by Lucia Austria
I interviewed Gastronomy student Nate Orsi on his internship experience this past summer at the Cornell Food & Brand Lab in Ithaca, New York. His enthusiasm for the program promises fulfilling experiences for any BU Gastronome interested in applying next summer.
How did you feel when you first started the internship at Cornell? What were the other interns like?
It was an awesome experience, fueled by positive energy, people, and a bit of caffeine. It was almost like anything was possible within the realm of food research. Dr. Brian Wansink, the head of the Cornell Food and Brand Lab, has an electric personality. He is so passionate about life, and in particular food. His book, Mindless Eating, was the first thing we were told to read in preparation for the internship. Everyone is highly motivated and focused. When you are around people with such a zest for life, it makes you want to excel and explore that world that you are in, which happened to be the world of food. Kitchens and faux restaurants with mirrored glass, study sessions where food preferences were researched, and long hours contemplating how people perceive food were key ingredients to the overall process.
What kind of projects did you work on?
We were assigned to ongoing research projects and weekly tasks related to such topics as creating smarter lunch rooms, investigating obesity and eating disorders, or the effects of chefs cooking in schools. Other research topics included the tie between spirituality and eating meals, food fears, varying perceptions of taste in social settings, and farm to school research.
I worked on simultaneous projects for the Food & Brand Lab. To hone my writing skills, I was asked to condense an article written on the research potential of virtual reality environments and food. For another project, I canvassed people to gauge their perceptions of tastes of meat sandwiches. I conducted interviews and observed people eating food in public spaces and wrote about my findings. I also provided feedback to other interns and researchers on how to improve menu items for non-profit organizations. We all met together on a weekly basis for problem solving sessions, bounced ideas off of each other, really making progress with our projects.
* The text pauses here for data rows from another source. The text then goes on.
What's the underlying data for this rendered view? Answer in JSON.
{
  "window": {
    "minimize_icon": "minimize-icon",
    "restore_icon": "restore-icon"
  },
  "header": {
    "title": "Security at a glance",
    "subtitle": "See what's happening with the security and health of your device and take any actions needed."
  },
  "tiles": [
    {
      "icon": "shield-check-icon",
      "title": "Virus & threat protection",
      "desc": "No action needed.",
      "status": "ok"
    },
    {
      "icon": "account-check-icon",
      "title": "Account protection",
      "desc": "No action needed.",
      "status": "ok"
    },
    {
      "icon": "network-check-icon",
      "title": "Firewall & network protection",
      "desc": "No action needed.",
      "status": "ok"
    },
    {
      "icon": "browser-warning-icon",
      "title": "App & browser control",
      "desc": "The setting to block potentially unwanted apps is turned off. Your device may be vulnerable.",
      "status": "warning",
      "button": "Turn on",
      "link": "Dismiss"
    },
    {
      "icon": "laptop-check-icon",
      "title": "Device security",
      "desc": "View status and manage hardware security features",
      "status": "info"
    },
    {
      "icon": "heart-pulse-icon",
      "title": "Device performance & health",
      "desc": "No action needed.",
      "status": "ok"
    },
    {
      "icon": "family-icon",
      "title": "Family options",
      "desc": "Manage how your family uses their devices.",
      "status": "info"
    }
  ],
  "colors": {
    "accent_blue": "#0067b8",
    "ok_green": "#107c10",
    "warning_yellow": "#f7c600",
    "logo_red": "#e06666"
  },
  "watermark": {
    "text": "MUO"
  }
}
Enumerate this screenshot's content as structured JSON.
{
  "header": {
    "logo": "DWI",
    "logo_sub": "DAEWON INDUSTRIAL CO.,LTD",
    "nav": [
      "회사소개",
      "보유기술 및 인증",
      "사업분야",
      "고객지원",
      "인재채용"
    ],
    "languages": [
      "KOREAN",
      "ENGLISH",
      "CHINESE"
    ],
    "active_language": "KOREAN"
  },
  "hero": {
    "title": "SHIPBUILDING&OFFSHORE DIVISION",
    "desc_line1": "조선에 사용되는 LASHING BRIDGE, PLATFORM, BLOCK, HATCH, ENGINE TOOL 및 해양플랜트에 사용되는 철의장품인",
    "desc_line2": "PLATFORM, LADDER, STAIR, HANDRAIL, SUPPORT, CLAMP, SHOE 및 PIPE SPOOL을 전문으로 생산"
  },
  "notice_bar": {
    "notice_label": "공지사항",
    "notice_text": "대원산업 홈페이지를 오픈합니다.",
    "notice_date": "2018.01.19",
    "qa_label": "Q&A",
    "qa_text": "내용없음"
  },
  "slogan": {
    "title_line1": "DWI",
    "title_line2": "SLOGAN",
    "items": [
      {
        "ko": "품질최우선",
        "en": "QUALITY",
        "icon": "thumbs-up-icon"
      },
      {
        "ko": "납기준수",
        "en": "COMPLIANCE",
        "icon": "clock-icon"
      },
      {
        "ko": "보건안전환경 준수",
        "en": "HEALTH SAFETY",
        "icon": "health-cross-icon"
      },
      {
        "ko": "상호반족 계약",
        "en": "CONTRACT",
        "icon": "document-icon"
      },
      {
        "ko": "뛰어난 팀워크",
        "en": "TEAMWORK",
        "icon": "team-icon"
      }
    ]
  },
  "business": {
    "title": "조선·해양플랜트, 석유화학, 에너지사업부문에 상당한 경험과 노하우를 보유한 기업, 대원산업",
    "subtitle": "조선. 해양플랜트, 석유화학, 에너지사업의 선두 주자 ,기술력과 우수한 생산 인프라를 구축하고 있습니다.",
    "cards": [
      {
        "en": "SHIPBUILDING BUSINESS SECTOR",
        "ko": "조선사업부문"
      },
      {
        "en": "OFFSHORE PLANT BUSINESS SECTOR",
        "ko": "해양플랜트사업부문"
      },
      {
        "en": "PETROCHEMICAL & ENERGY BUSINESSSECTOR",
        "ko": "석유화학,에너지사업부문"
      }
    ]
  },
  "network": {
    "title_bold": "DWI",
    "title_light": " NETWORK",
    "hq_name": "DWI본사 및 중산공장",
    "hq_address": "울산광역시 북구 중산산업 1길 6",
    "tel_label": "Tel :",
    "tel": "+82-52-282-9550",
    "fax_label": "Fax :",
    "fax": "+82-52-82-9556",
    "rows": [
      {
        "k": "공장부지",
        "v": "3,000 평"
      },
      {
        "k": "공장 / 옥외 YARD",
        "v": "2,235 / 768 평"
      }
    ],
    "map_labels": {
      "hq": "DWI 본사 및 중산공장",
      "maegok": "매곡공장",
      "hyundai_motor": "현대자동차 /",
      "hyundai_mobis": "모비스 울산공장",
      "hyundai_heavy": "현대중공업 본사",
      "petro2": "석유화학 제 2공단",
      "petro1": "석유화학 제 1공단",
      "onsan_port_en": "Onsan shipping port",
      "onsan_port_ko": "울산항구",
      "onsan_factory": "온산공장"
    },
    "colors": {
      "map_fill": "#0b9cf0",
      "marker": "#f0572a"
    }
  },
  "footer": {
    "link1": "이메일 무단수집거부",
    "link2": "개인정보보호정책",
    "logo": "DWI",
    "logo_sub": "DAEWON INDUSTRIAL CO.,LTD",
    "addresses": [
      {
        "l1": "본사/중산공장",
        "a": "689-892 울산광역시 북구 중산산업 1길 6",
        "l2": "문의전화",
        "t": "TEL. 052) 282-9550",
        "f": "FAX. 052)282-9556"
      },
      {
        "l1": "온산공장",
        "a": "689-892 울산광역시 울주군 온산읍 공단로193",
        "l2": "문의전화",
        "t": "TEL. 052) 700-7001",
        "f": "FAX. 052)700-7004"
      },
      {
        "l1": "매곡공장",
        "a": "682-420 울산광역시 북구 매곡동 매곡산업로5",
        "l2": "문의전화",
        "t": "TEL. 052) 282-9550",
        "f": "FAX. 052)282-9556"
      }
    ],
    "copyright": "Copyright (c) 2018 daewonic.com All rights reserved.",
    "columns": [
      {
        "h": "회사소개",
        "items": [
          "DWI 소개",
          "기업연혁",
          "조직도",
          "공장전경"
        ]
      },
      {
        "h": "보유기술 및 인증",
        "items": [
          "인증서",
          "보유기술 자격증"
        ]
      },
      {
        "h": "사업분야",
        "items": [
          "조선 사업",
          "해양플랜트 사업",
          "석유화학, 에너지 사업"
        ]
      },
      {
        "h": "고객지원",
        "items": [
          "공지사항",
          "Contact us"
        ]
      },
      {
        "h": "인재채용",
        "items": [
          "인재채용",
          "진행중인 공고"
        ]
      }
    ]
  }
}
Much of my work was focused on school gardens, food marketing, independent thinking on how to get kids to eat more sensibly during lunch, looking at kitchens from a historical perspective, and perceptions of caffeinated beverages.
I also helped launch a website which featured research on the process of naming vegetable dishes in school cafeterias. “Whats in a Name?” investigates how school lunch programs attempt to get students to eat more vegetables. Research revealed that by changing the names of vegetables, kids ate substantially more of them because it was more of an engaging and fun experience.
What was it like to live in Ithaca for the summer?
Ithaca has a great local food scene. It’s a pretty rad, earth friendly place, full of locavores, gorges, and friendly folks who are in tune with their surroundings and their food system. If you ever get the chance to experience Ithaca I would highly recommend Waffle Frolic, and the Ithaca Farmers Market is unreal.
Any words for students interested in applying to the internship?
Let me know if you get to Ithaca, because while it is a haul to get there, I promise you won’t regret it.
Nate Orsi is a Gastronomy student and member of the BU Gastronomy Garden Club. Read here for more information on the internship application process and deadline for the Cornell University Food & Brand Lab.